It seems that the big item in the news in many of our churches a couple of weeks ago was that of public lectures. In the Loveland Community Building, on October 29, Rev. Engelsma spoke on “a theme related to the great Reformation of the Church, which is commemorated on Reformation Day. “And, in connection with that lecture, we read further that, “as advertisement of the Reformation Day speech, we will soon send out about 2000 copies of a pamphlet by the pastor entitled, ‘What is a Protestant?’ This is the Reformation Day speech which the pastor gave last year. Copies are available today, in the bulletin rack, for all members of the congregation. Take as many extra as you can use for your own personal distribution.”
In the Pella Christian Grade School gymnasium, on Nov. 5, Prof. Hanko spoke on the subject, “The Reformation and the Unchaining of the Scriptures.”
That was the topic, also, of Prof. Hanko’s speech at the Reformation Rally held in First Church of Grand Rapids. Since we have very little news this time, perhaps we could try to give a few main points of that speech, for the benefit of those of you who were not privileged to attend. Prof. Hanko called attention, in his speech, to the fact that the Reformation was, above all else, a return to the Scriptures. He mentioned that it was many other things, as, for example, a return to the truth and a restoration of the principles of the church polity. But it could have been none of those things if it had not been a return to the Word of God. That was the heartbeat of the Reformation. Before the “liberation of the Bible” in the early sixteenth century, the Scriptures were effectively. bound by chains made “in the forges of the institution of the Roman Catholic Church.” Roman Catholic Tradition, which had an authority independent of, and even superior to, that of the Bible, constituted the main chain by which the Scriptures were bound. Two lesser chains were the denial of the perspicuity of the Scriptures and, in close connection with that, the claim that laymen lack the ability to interpret Scripture. The Bible was, therefore, taken out of the hands of the people, and the matter of interpretation was left solely to the church. The position of the reformers, on the other hand, was that the exegesis of Scripture must not be bound by anyone or anything other than the Scriptures themselves. They believed that, though the Scriptures are so profound that the greatest theologian cannot penetrate its depths, they are, nevertlneless, so clear that even a child can understand. They maintained that Scripture is, indeed, a closed book to anyone who sets himselfover it, and to anyone who tries to impose his own ideas on Scripture. When an unbeliever comes to Scripture, he wrests it to his own destruction. But to those who bow in humility before Scripture, to those in whose heart is the Spirit of Christ, it becomes the very Word of God unto salvation.
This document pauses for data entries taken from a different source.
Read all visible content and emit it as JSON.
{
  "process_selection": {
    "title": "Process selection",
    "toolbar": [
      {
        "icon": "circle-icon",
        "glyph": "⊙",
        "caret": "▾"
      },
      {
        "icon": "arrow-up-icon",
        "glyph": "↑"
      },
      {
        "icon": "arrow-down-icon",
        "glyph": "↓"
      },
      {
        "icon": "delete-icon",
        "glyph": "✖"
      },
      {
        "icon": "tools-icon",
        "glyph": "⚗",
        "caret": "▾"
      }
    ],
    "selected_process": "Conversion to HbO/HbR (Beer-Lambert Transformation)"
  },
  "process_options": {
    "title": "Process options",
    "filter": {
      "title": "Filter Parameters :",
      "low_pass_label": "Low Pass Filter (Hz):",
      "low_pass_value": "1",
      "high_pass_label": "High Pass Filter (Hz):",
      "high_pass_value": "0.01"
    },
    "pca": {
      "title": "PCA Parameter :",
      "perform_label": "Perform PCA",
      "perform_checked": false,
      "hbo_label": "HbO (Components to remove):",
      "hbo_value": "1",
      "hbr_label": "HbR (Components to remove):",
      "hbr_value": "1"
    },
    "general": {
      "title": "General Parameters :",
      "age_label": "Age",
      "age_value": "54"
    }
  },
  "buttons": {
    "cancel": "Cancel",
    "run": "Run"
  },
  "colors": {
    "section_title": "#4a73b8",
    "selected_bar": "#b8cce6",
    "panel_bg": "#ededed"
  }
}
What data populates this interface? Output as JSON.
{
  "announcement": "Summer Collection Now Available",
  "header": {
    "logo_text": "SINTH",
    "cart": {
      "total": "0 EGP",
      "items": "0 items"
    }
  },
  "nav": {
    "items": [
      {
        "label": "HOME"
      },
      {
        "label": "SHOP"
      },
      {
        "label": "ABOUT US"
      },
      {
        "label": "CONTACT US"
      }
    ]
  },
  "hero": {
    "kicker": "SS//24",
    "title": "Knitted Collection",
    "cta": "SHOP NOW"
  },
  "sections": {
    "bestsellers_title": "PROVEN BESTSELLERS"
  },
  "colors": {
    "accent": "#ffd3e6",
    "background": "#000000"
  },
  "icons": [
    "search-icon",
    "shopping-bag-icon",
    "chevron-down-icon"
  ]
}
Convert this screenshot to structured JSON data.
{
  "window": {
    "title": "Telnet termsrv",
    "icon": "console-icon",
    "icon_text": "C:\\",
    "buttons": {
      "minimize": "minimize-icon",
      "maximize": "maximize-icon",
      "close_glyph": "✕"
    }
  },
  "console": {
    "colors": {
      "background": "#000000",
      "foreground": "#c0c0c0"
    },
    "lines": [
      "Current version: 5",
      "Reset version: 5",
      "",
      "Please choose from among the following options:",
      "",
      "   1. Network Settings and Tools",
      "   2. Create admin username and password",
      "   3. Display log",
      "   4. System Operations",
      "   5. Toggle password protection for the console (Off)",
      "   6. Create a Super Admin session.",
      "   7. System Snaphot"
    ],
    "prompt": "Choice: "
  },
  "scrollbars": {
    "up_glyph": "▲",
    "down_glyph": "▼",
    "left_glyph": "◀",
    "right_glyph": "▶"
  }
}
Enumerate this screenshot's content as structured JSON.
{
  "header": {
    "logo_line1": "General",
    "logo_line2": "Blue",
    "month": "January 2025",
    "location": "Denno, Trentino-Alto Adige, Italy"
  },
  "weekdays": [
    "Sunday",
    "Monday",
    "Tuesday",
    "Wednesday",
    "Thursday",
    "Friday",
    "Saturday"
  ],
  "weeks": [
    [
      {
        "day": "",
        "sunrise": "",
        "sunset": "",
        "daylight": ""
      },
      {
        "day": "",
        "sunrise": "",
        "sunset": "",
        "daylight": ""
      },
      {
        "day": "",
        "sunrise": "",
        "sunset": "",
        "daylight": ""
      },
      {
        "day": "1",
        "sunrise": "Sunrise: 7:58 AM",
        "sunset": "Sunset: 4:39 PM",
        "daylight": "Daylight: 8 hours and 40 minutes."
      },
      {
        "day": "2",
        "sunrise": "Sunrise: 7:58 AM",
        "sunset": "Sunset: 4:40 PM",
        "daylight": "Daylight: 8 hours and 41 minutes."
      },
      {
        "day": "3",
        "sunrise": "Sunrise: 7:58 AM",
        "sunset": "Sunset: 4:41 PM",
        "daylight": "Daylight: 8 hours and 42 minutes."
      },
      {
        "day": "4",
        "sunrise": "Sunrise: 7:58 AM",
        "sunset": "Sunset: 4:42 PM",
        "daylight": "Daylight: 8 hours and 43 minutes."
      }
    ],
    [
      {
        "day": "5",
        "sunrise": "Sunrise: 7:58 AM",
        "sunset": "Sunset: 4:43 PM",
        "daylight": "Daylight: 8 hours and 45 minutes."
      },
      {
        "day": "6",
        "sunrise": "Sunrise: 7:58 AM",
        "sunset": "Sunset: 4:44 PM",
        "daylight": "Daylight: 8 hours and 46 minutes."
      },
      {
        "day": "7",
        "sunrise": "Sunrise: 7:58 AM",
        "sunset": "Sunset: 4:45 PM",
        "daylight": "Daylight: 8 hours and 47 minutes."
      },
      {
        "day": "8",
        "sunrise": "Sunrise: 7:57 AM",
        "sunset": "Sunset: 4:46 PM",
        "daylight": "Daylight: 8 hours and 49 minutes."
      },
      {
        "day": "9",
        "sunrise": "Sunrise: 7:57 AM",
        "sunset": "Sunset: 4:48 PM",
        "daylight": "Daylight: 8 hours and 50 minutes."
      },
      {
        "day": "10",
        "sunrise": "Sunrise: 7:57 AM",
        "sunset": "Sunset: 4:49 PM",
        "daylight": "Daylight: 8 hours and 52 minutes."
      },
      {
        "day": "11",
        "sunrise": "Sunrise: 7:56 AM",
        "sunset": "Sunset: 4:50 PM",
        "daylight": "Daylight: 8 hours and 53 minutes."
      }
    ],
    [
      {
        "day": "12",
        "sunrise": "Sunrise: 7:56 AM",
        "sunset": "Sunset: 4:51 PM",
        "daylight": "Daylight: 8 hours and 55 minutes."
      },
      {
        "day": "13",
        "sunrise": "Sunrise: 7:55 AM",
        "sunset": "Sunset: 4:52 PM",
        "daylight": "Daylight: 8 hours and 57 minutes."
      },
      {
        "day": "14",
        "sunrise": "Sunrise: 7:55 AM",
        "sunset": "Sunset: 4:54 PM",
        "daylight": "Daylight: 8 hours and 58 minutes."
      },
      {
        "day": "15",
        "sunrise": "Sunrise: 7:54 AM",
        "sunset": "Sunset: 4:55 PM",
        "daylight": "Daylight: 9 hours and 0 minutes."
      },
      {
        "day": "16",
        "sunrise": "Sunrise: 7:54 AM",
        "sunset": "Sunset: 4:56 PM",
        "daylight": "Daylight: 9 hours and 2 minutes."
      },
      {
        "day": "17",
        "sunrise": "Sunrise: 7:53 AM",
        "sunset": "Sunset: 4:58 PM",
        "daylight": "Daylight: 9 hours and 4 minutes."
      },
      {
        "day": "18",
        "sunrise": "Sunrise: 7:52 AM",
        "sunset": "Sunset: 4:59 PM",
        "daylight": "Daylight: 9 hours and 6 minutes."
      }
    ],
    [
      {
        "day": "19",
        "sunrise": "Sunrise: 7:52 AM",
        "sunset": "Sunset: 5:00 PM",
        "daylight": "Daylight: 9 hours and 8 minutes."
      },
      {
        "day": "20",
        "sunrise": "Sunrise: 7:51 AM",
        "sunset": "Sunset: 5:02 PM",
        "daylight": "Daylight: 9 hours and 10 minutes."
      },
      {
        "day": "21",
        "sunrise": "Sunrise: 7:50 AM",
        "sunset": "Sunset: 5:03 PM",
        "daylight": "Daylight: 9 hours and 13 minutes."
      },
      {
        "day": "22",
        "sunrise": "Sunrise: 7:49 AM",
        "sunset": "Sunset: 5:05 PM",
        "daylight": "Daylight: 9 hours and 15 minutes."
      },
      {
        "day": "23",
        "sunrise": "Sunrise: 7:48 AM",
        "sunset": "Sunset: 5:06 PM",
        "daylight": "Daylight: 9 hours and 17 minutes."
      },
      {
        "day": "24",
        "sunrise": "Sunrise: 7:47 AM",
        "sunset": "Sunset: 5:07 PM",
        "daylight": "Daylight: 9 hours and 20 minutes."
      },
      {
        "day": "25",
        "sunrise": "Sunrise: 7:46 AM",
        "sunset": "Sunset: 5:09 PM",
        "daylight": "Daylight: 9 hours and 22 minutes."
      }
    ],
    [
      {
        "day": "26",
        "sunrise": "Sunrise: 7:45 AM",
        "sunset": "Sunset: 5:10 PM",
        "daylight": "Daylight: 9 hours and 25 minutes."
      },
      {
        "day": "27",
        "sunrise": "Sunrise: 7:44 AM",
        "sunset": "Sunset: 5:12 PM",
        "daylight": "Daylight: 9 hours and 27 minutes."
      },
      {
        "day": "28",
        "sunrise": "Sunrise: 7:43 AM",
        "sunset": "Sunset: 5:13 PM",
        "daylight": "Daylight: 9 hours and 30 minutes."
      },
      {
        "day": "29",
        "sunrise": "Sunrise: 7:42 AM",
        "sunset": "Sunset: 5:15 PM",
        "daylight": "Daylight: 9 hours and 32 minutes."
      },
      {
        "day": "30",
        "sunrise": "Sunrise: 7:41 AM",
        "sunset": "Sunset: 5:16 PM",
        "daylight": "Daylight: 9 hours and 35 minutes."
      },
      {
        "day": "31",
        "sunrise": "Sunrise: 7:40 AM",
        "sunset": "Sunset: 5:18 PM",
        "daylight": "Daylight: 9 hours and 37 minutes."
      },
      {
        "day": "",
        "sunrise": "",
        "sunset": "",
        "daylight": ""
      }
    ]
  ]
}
Concerning calls, we can pass on the following information: the consistory of our church in Doon has made a trio consisting of Rev. R. Harbach, Rev. J. Heys, and Rev. R. Moore. Rev. G. VanBaren has declined the call to Hope Church of Grand Rapids. Rev. D. Engelsma declined a call from our Southwest Church. And Rev. R.C. Harbach declined a call from our Randolph, Wisconsin congregation. Rev. R. Decker preached the sermon at the Installation Service of Rev. J. Kortering in Hull, Iowa, on Oct. 2. That Congregation rejoices in the fact that “the Lord has made it possible to welcome our own Pastor, Rev. Kortering, to our pulpit.” That statement from their Sunday bulletin is a pretty clear indication of their gratitude. Other notices on those bulletins indicate, also, that the gratitude was translated into action. Before the arrival of the Korterings, members of the congregation attacked the parsonage with “brooms, paint brushes, and rollers.” And the- two youngest classes of the Sunday School were practicing, well in advance of Oct. 9, for the reception to be held on that date: That the signs of appreciation were appreciated is evident from the following note from “The Korterings”: “We wish to publicly thank all in the congregation who contributed in making our return such a hearty welcome. The house was beautifully redecorated throughout, the freezer is full to over-flowing, and our hearts were edified by the welcoming program. We seek the blessing of God upon our future, since it has pleased Him to join us as Pastor and congregation once again. May we be a means of edification to one another and God’s name glorified in all our way.”
We have a little item of information, yet—the change of address of a church. The Loveland congregation has the same building. And, to the best of our knowledge, the building is in exactly the same spot. But it’s no longer 809 East 57th St., as reported in the 1970 “Acts of Synod and Yearbook.” According to that church’s bulletin, “The State has changed the address of our church building. It is now 705 East 57th St.” The smartest thing to do, we suspect, is to simply1 make the change in the yearbook—don’t try to figure, it out.